>>>

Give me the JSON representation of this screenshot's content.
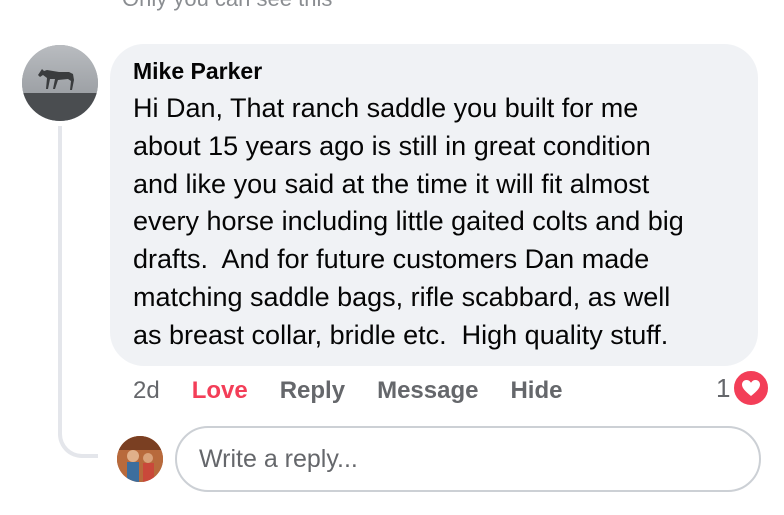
{
  "top_note": "Only you can see this",
  "comment": {
    "author": "Mike Parker",
    "text_lines": [
      "Hi Dan, That ranch saddle you built for me",
      "about 15 years ago is still in great condition",
      "and like you said at the time it will fit almost",
      "every horse including little gaited colts and big",
      "drafts.  And for future customers Dan made",
      "matching saddle bags, rifle scabbard, as well",
      "as breast collar, bridle etc.  High quality stuff."
    ],
    "time": "2d",
    "actions": {
      "love": "Love",
      "reply": "Reply",
      "message": "Message",
      "hide": "Hide"
    },
    "reaction_count": "1",
    "reaction_icon": "heart-icon"
  },
  "reply": {
    "placeholder": "Write a reply..."
  },
  "colors": {
    "bubble": "#f0f2f5",
    "love": "#f33e58",
    "muted": "#65676b"
  }
}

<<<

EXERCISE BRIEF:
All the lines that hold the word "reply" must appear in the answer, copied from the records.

TASK SOLUTION:
      "reply": "Reply",
  "reply": {
    "placeholder": "Write a reply..."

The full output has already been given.